> _Information provided_
+ + +

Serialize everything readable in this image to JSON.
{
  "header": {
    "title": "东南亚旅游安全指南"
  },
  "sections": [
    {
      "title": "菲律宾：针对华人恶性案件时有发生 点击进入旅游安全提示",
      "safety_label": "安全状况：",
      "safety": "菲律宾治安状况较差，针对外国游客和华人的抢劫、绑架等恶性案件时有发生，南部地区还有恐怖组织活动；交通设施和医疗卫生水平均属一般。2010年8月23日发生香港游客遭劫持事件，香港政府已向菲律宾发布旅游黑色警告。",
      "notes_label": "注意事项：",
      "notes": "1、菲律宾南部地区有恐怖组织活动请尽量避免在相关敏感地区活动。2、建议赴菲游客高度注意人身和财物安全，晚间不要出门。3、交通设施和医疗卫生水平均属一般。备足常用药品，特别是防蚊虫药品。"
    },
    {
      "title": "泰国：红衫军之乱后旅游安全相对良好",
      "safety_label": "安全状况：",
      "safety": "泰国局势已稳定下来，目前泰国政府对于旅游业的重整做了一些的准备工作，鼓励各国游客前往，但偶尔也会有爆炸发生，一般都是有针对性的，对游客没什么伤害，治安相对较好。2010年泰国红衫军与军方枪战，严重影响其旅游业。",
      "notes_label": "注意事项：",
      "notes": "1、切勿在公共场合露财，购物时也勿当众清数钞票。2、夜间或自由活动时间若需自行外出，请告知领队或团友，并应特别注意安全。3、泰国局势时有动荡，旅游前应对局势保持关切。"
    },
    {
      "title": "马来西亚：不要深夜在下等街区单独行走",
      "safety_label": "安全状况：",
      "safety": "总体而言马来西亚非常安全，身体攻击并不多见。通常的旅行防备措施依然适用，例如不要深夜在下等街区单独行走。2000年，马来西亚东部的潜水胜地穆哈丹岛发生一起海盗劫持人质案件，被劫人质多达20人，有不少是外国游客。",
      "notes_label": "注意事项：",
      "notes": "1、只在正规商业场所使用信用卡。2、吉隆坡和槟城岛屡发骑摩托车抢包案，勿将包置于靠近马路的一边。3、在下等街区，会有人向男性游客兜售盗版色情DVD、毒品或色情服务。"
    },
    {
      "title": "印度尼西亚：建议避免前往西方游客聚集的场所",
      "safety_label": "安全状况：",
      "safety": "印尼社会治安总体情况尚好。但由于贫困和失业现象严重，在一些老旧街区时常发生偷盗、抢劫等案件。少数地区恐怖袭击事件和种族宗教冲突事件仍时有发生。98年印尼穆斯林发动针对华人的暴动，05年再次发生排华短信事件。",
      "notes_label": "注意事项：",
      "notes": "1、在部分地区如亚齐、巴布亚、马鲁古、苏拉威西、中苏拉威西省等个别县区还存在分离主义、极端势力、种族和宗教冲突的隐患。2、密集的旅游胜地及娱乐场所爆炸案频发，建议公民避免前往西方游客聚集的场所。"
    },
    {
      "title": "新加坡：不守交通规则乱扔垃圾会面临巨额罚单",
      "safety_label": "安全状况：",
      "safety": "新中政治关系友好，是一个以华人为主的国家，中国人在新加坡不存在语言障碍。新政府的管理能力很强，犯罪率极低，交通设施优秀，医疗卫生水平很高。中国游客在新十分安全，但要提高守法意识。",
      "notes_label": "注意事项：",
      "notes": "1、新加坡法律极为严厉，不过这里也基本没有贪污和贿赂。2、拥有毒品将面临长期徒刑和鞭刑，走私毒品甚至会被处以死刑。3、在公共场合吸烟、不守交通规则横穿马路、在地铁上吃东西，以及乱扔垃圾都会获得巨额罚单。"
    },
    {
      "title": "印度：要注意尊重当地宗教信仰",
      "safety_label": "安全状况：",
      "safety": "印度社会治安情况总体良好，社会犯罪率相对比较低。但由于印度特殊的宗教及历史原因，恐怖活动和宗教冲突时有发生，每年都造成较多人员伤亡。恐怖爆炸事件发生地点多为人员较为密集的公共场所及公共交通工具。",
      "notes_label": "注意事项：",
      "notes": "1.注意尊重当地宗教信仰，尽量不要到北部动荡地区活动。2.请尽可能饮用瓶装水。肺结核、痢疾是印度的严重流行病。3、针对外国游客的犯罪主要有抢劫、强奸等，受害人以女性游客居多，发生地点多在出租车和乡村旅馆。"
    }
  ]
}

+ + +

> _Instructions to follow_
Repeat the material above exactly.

> _Output for this task_
Serialize everything readable in this image to JSON.
{
  "header": {
    "title": "东南亚旅游安全指南"
  },
  "sections": [
    {
      "title": "菲律宾：针对华人恶性案件时有发生 点击进入旅游安全提示",
      "safety_label": "安全状况：",
      "safety": "菲律宾治安状况较差，针对外国游客和华人的抢劫、绑架等恶性案件时有发生，南部地区还有恐怖组织活动；交通设施和医疗卫生水平均属一般。2010年8月23日发生香港游客遭劫持事件，香港政府已向菲律宾发布旅游黑色警告。",
      "notes_label": "注意事项：",
      "notes": "1、菲律宾南部地区有恐怖组织活动请尽量避免在相关敏感地区活动。2、建议赴菲游客高度注意人身和财物安全，晚间不要出门。3、交通设施和医疗卫生水平均属一般。备足常用药品，特别是防蚊虫药品。"
    },
    {
      "title": "泰国：红衫军之乱后旅游安全相对良好",
      "safety_label": "安全状况：",
      "safety": "泰国局势已稳定下来，目前泰国政府对于旅游业的重整做了一些的准备工作，鼓励各国游客前往，但偶尔也会有爆炸发生，一般都是有针对性的，对游客没什么伤害，治安相对较好。2010年泰国红衫军与军方枪战，严重影响其旅游业。",
      "notes_label": "注意事项：",
      "notes": "1、切勿在公共场合露财，购物时也勿当众清数钞票。2、夜间或自由活动时间若需自行外出，请告知领队或团友，并应特别注意安全。3、泰国局势时有动荡，旅游前应对局势保持关切。"
    },
    {
      "title": "马来西亚：不要深夜在下等街区单独行走",
      "safety_label": "安全状况：",
      "safety": "总体而言马来西亚非常安全，身体攻击并不多见。通常的旅行防备措施依然适用，例如不要深夜在下等街区单独行走。2000年，马来西亚东部的潜水胜地穆哈丹岛发生一起海盗劫持人质案件，被劫人质多达20人，有不少是外国游客。",
      "notes_label": "注意事项：",
      "notes": "1、只在正规商业场所使用信用卡。2、吉隆坡和槟城岛屡发骑摩托车抢包案，勿将包置于靠近马路的一边。3、在下等街区，会有人向男性游客兜售盗版色情DVD、毒品或色情服务。"
    },
    {
      "title": "印度尼西亚：建议避免前往西方游客聚集的场所",
      "safety_label": "安全状况：",
      "safety": "印尼社会治安总体情况尚好。但由于贫困和失业现象严重，在一些老旧街区时常发生偷盗、抢劫等案件。少数地区恐怖袭击事件和种族宗教冲突事件仍时有发生。98年印尼穆斯林发动针对华人的暴动，05年再次发生排华短信事件。",
      "notes_label": "注意事项：",
      "notes": "1、在部分地区如亚齐、巴布亚、马鲁古、苏拉威西、中苏拉威西省等个别县区还存在分离主义、极端势力、种族和宗教冲突的隐患。2、密集的旅游胜地及娱乐场所爆炸案频发，建议公民避免前往西方游客聚集的场所。"
    },
    {
      "title": "新加坡：不守交通规则乱扔垃圾会面临巨额罚单",
      "safety_label": "安全状况：",
      "safety": "新中政治关系友好，是一个以华人为主的国家，中国人在新加坡不存在语言障碍。新政府的管理能力很强，犯罪率极低，交通设施优秀，医疗卫生水平很高。中国游客在新十分安全，但要提高守法意识。",
      "notes_label": "注意事项：",
      "notes": "1、新加坡法律极为严厉，不过这里也基本没有贪污和贿赂。2、拥有毒品将面临长期徒刑和鞭刑，走私毒品甚至会被处以死刑。3、在公共场合吸烟、不守交通规则横穿马路、在地铁上吃东西，以及乱扔垃圾都会获得巨额罚单。"
    },
    {
      "title": "印度：要注意尊重当地宗教信仰",
      "safety_label": "安全状况：",
      "safety": "印度社会治安情况总体良好，社会犯罪率相对比较低。但由于印度特殊的宗教及历史原因，恐怖活动和宗教冲突时有发生，每年都造成较多人员伤亡。恐怖爆炸事件发生地点多为人员较为密集的公共场所及公共交通工具。",
      "notes_label": "注意事项：",
      "notes": "1.注意尊重当地宗教信仰，尽量不要到北部动荡地区活动。2.请尽可能饮用瓶装水。肺结核、痢疾是印度的严重流行病。3、针对外国游客的犯罪主要有抢劫、强奸等，受害人以女性游客居多，发生地点多在出租车和乡村旅馆。"
    }
  ]
}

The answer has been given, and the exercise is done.